Check with your insurance agent to determine if you are covered and what steps need to be taken in the event of a natural disaster. For instance, flood insurance has a 30 day waiting period before it is active. Depending on the natural disasters common to your area you may be required to always carry coverage, or just carry coverage during times when the possibility of a disaster is increased.
Learn how to shut off your water, electricity, gas, etc. in case you are instructed to.
Flood PreparationsIf you live in a flood prone area:
Install backflow plugs or valves to help prevent sewer backup.
Install sump pumps with backup power, test your sump pump twice a year. (Sump pumps should not pump into the sewer system, they should pump out to the berm!)
A flood watch/warning has been issued for your area, now what?
Notify the local authorities if you have someone living with you that may require a medically assisted evacuation should flooding become imminent.
Keep your gas tank full and your vehicle ready to go at all times.
Keep the emergency tote in the vehicle and your important paper copies easily accessible at all times.
Pack a suitcase with 4-5 days worth of clothing. Be sure to include at least one pair of workboots/sneakers, jeans and work gloves per adult, if you come back to devastation, you don't want to be walking through it in sandals and shorts!
Review with your family your evacuation plan.
Keep your cell phone charged and charger handy.
Let family and friends know who the point of contact will be outside of the flood area.
Move all furniture and valuables to the highest point in your home. In a single-story home this may mean piling everything on top of tables, beds and counters. Bookcases may topple, keep that in mind for valuables.
Pack up whatever irreplaceable items you can to take with you.
If you have a lot of irreplacable items, and disaster is imminent (not if, but when) then consider renting storage on higher ground for your items.
Keep yourself informed and stayed tuned in for updates on the weather forecast.

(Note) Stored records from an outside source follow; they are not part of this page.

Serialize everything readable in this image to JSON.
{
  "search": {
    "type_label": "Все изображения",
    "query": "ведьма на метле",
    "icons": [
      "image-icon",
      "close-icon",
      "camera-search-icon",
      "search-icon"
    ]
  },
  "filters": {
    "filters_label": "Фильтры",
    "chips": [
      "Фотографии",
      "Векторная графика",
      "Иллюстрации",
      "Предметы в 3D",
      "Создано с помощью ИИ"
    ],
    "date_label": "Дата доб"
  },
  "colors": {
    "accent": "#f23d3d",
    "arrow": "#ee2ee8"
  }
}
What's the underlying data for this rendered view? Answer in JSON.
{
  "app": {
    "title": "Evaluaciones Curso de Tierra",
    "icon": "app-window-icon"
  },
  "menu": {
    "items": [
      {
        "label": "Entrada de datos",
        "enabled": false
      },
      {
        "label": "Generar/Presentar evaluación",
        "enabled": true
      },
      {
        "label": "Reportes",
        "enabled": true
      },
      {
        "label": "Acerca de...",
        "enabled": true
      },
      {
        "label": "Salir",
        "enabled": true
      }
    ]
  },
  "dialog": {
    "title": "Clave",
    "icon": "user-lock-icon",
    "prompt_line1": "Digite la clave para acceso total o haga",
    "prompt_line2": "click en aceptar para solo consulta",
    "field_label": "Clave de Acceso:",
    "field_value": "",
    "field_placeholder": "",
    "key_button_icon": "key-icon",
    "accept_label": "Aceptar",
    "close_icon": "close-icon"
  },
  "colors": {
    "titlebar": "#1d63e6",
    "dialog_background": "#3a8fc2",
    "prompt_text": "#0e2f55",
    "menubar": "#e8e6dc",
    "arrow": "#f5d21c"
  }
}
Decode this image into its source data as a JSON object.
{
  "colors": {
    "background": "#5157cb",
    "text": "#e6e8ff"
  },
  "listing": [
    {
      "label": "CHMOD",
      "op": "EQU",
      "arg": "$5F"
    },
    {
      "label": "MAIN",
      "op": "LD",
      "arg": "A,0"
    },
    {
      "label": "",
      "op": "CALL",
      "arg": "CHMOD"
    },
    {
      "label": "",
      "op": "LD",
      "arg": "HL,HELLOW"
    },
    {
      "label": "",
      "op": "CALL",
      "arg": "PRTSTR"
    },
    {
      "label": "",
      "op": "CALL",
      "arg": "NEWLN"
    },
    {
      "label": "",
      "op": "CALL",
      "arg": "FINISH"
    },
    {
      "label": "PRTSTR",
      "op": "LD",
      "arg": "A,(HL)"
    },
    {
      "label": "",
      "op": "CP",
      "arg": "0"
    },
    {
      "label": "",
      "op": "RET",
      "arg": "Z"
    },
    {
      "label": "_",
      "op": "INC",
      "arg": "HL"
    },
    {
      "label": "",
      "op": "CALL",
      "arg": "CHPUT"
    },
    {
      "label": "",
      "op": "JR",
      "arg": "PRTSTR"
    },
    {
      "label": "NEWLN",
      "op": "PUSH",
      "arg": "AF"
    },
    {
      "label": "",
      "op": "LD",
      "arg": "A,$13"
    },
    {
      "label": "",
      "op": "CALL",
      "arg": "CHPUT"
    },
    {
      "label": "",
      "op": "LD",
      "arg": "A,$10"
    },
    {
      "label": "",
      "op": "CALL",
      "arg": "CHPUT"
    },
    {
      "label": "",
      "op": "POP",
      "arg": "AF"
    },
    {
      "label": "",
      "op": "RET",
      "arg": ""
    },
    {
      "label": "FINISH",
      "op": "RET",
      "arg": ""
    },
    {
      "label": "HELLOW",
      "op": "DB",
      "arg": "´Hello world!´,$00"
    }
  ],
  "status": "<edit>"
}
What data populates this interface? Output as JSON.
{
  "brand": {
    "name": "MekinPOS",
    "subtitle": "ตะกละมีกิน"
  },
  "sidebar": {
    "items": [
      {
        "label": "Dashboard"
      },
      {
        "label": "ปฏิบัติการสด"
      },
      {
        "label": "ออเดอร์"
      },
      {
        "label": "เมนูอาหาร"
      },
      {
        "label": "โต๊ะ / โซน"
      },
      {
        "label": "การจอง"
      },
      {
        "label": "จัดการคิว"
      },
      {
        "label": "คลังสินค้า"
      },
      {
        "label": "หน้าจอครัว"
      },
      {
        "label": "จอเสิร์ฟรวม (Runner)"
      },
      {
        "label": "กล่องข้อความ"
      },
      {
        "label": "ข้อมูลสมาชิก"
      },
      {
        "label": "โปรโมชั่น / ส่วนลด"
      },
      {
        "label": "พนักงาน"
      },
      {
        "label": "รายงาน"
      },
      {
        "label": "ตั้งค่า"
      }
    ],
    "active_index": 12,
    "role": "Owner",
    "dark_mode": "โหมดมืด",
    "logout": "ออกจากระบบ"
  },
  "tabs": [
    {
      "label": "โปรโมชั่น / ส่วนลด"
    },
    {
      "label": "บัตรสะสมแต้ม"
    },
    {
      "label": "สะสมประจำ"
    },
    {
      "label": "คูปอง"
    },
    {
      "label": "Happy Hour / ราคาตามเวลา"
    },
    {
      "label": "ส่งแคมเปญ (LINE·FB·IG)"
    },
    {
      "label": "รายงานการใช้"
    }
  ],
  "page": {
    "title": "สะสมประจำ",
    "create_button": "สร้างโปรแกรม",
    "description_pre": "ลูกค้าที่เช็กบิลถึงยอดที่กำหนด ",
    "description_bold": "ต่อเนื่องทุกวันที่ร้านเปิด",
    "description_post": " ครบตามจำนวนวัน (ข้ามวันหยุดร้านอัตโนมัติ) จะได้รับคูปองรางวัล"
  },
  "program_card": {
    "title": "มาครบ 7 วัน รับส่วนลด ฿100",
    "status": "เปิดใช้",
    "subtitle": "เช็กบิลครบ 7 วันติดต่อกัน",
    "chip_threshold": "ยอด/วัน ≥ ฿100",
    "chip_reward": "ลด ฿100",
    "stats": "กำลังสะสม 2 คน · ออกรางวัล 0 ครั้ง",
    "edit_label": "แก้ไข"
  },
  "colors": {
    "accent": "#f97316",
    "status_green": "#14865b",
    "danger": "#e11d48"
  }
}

Take evacuations seriously! Nothing is worth your life. Leave as soon as you are told to. Don't drive into standing water, abandon your vehicle if it stalls in water. Get to higher ground as quickly as possible.
If there is a danger of flash flooding, be prepared to leave at a moment's notice. You may not have much, if any, time to get to safety.
For further information, I recommend reviewing the CDC's Preparedness for All Hazards and the Specific Hazards information for the disaster most likely to affect you. In the meantime, I feel for those currently being evacuated in neighboring cities, and hope we are kept safe.
Edited to provide credit: my friend Becca said these were taken by Eric Hylden of the Grand Forks Herald and he received a Pulitzer Prize for the photos he took during the flood.